--- GIVEN RECORDS Enclosed Below ---

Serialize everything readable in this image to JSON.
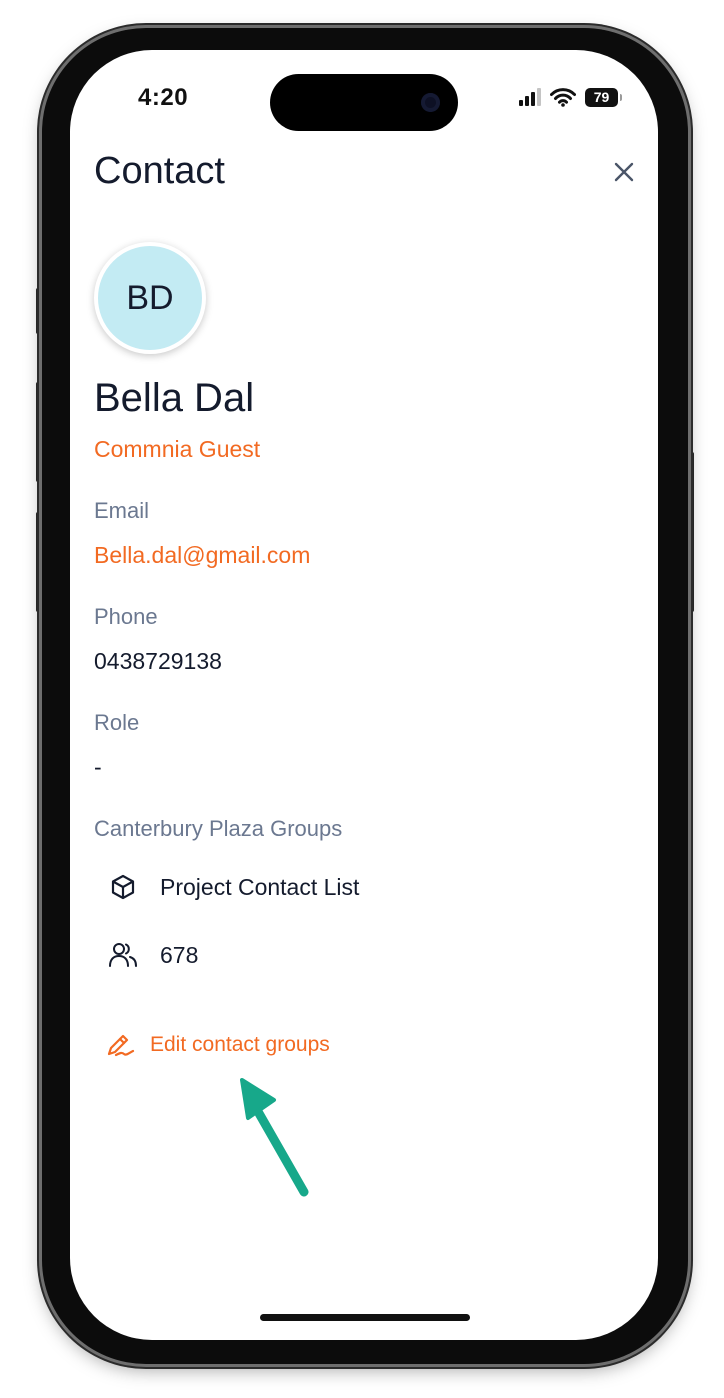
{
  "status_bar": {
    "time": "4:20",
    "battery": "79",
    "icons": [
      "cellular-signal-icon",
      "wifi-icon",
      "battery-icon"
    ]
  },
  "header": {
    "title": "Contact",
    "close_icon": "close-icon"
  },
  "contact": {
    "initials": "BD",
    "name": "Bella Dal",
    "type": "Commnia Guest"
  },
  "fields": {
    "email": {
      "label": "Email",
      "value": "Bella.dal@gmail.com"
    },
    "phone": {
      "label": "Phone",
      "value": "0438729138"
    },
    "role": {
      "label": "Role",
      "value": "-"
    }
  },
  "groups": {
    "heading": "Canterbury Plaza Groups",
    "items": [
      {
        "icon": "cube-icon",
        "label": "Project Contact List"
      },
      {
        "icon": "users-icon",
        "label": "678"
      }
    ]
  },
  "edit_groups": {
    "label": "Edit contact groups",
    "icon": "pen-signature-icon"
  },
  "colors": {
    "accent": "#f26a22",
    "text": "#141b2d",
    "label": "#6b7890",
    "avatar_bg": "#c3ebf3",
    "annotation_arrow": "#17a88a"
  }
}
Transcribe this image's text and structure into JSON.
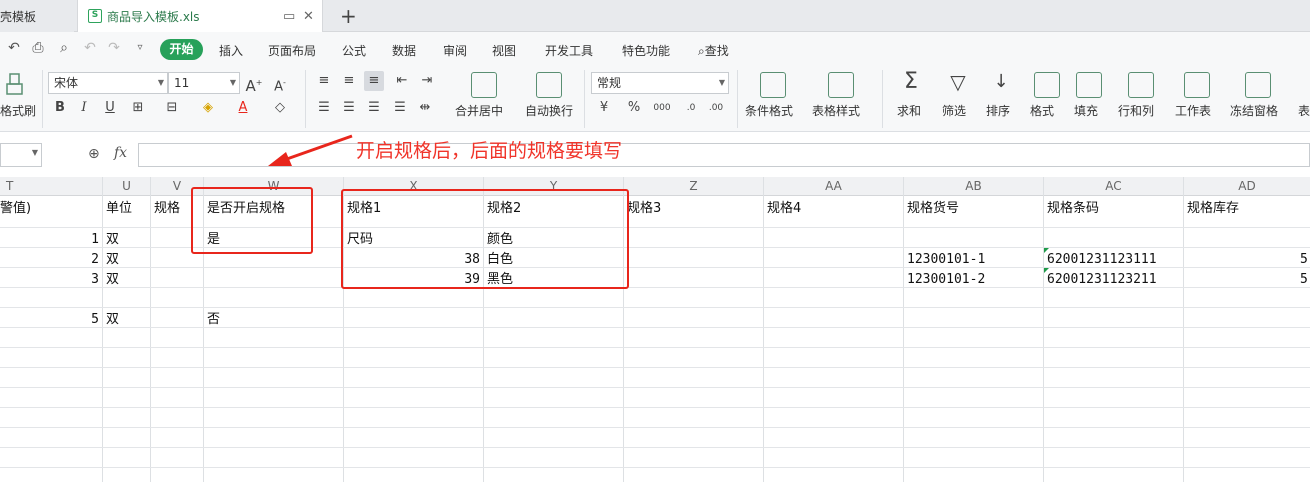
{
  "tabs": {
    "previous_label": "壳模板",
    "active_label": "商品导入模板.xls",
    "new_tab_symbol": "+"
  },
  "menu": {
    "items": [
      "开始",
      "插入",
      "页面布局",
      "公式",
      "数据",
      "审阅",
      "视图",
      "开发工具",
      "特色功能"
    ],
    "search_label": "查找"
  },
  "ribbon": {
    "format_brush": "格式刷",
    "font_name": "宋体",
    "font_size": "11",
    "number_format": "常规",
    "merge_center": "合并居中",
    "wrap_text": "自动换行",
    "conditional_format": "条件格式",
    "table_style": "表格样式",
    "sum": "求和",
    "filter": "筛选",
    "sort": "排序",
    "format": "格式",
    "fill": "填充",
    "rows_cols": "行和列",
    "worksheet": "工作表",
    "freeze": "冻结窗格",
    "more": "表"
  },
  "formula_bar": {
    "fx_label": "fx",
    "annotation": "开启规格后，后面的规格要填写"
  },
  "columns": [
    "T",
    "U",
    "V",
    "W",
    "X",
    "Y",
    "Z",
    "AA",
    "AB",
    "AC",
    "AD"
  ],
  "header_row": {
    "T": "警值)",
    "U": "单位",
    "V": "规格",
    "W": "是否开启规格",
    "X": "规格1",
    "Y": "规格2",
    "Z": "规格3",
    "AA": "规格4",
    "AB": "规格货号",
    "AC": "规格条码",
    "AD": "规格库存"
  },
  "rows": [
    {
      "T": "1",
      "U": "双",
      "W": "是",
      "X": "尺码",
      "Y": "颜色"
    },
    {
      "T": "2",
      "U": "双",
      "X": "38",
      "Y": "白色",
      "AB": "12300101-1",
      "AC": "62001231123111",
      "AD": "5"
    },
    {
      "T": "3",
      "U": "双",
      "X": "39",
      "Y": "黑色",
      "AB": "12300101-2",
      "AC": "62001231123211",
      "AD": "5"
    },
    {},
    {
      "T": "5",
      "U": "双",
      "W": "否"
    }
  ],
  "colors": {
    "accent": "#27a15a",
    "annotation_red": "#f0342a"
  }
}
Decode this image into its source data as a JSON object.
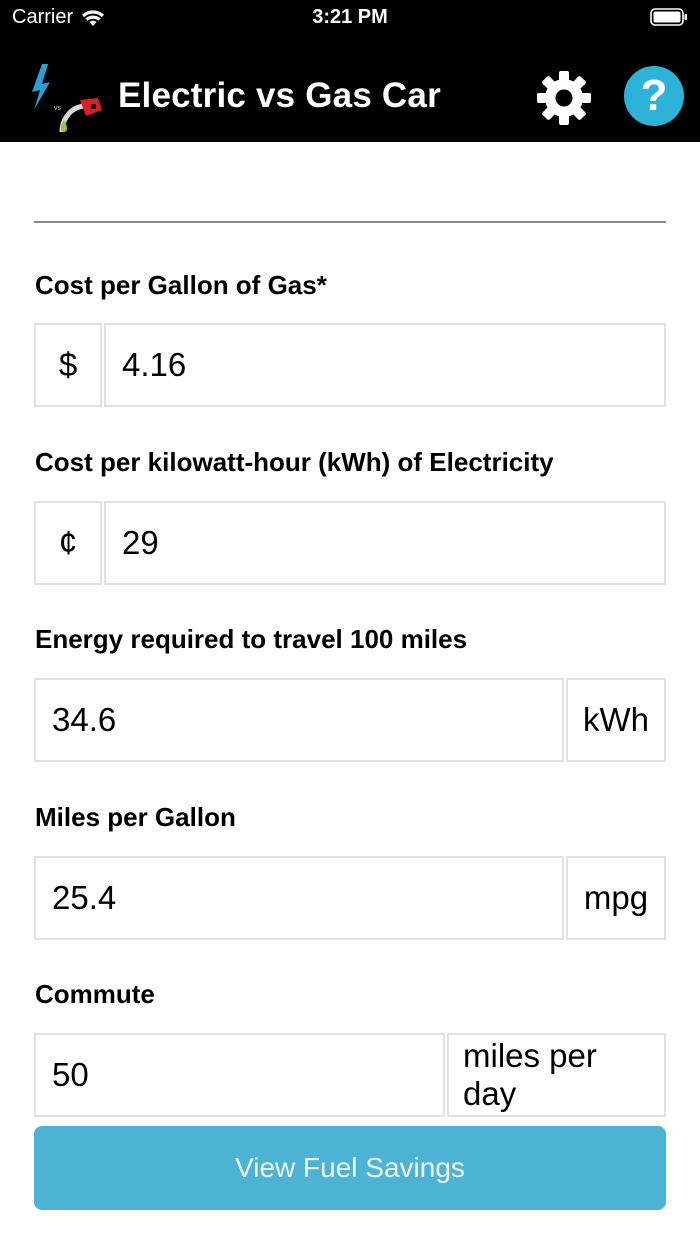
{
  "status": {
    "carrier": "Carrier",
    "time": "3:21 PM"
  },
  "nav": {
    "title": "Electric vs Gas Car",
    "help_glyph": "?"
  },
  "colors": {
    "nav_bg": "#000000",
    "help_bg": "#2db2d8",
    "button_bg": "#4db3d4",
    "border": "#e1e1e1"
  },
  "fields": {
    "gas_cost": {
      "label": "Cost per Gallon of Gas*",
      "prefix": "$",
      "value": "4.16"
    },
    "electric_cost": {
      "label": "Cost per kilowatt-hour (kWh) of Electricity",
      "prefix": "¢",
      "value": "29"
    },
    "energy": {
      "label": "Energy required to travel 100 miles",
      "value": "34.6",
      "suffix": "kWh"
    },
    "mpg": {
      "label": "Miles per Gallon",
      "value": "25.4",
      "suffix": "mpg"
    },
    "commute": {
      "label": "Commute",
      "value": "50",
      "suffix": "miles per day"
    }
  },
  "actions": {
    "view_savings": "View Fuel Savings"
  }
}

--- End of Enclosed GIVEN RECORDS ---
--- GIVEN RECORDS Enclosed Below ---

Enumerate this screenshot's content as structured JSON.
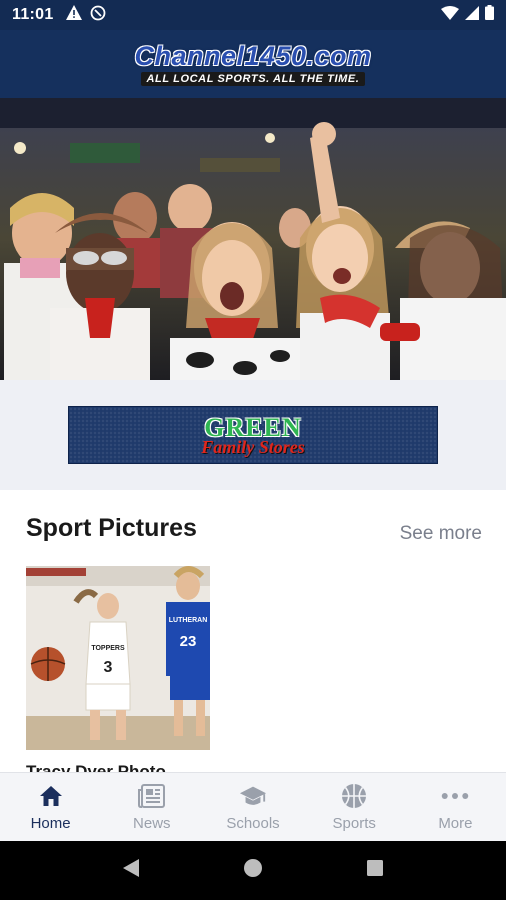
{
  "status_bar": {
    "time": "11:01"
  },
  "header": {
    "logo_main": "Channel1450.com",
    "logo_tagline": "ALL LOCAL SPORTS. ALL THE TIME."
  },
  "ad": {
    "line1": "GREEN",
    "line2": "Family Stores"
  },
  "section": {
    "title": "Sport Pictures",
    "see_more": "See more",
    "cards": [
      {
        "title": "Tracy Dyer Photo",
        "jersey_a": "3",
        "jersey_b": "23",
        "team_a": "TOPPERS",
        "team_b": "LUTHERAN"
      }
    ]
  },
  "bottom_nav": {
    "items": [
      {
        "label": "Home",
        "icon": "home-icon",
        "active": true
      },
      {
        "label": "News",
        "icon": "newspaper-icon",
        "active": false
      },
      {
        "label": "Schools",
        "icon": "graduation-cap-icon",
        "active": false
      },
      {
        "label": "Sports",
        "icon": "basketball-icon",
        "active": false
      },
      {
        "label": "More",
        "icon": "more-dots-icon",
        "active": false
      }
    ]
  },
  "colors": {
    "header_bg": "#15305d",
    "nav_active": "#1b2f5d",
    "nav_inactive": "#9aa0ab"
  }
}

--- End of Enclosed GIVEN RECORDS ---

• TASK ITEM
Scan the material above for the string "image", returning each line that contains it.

• TASK RESPONSE
Serialize everything readable in this image to JSON.
Transcribe this image's text and structure into JSON.
Decode this image into its source data as a JSON object.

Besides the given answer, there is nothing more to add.